Grief manifests in strange ways, but perhaps not as strange as it does in Tuesday, the directorial debut feature from Daina O. Pusic. The film stars Julia Louis-Dreyfus, ever-mutable in surprising roles these days, as Zora, a single mother grappling with the impending loss of her dying teenage daughter Tuesday (Lola Petticrew). Zora leaves Tuesday with a stream of nurses and pretends to go to work while instead laying on park benches and eating cheese. Tuesday lays in bed or sits in a wheelchair in the garden, wheezing and waiting to die. And then, one morning, Death, in the form of a parrot-like bird, shows up.
TUESDAY ★★★★ (4/4 stars)
As we quickly learn, Death, voiced by Arinzé Kene, hears the call of people dying and flies to relieve them of their worldly pain. It’s his presence, as he waves a feathered wing, that allows them to pass on to the next life, if there is a next life. But with Tuesday, something different transpires. She tells him a joke and he stays. The unlikely duo smoke pot, listen to Ice Cube and Tuesday asks Death to let her see her mom before he takes her away. Things go amiss, to put it mildly, when Zora sets Death on fire and eats him, attempting to prevent him from killing Tuesday. She’ll do anything—literally anything—to keep her daughter.
The film takes Zora and Tuesday on an unusual journey as Zora contends with her new powers as Death. The world, it seems, needs endings. Destruction and chaos await without death. Humans and animals can’t live on past their moments or immense suffering will follow. Zora has to reckon with what that means, not only for the world but for Tuesday. Pusic, who also wrote the film, allows Zora a full range of emotions and reactions, some of them truly bizarre. But who hasn’t said or done something out of character when faced with loss? Louis-Dreyfus embraces the surreal oddness of the film, but it’s Petticrew who really captivates the viewer’s heart. Her interactions with Death are the movie’s best scenes.

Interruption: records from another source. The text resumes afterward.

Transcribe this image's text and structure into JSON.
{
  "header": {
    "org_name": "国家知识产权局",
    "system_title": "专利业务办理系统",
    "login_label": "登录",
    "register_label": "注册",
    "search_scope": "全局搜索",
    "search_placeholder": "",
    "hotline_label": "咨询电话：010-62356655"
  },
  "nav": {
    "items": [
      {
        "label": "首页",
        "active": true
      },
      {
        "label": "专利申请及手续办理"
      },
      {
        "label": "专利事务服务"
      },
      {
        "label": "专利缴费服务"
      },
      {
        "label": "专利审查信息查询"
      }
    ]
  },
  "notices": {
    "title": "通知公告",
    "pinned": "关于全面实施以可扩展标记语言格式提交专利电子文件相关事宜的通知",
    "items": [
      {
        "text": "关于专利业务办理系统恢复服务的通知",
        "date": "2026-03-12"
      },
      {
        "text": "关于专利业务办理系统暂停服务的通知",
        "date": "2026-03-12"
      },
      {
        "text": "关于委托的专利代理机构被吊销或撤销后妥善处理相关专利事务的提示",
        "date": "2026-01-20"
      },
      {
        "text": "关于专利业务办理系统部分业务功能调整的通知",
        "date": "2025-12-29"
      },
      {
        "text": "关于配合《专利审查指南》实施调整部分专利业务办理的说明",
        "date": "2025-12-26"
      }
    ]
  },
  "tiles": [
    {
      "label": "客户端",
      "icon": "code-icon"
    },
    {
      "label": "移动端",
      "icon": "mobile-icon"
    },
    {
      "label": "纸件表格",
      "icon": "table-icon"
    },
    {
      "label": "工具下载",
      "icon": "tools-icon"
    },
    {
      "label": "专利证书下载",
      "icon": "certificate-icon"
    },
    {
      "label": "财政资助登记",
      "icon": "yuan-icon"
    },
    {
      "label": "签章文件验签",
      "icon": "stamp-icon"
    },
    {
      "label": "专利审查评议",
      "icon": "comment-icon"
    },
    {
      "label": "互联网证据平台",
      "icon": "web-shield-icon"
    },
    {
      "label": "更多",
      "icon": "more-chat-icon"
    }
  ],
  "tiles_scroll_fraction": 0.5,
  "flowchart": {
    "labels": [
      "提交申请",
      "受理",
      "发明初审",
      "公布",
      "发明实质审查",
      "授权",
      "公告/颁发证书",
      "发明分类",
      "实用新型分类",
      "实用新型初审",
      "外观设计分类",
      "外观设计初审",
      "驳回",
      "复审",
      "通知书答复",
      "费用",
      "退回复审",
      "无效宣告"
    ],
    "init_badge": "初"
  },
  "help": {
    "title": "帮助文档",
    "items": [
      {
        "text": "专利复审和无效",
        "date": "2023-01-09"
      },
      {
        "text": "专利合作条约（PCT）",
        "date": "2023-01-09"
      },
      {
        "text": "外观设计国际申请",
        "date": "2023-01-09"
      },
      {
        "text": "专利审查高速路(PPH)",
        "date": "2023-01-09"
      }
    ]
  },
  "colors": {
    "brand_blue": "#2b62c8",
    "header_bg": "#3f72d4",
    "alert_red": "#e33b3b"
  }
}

Tuesday, which has so far played the Telluride International Film Festival and London Film Festival prior to its 2024 release, has been billed as a fantasy drama. But for all its fantastical visuals and its elevated concept, it’s a distinctly grounded movie. It emanates with feeling. It’s clear that both Pusic and the actors, who also include Leah Harvey as one of Tuesday’s nurses, care about the characters. And because they do, the story resonates even more strongly, especially in its poignant and thoughtful ending.
Several recent films deal with grief, including Andrew Haigh’s All of Us Strangers. It’s a concept that’s deeply familiar to any moviegoer, whether it’s the loss of a parent, a child, or even a family pet. It’s fascinating to see the different ways filmmakers contend with the existence of loss and with the grief that accompanies it. Pusic offers a certain kind of catharsis by acknowledging that not only is death inevitable, but it’s necessary. It’s how we keep someone alive after they die that matters. Tuesday is a challenging watch at times, and it requires an acceptance of the strange world it inhabits, but it’s a deeply worthwhile experience.
Observer Reviews are regular assessments of new and noteworthy cinema.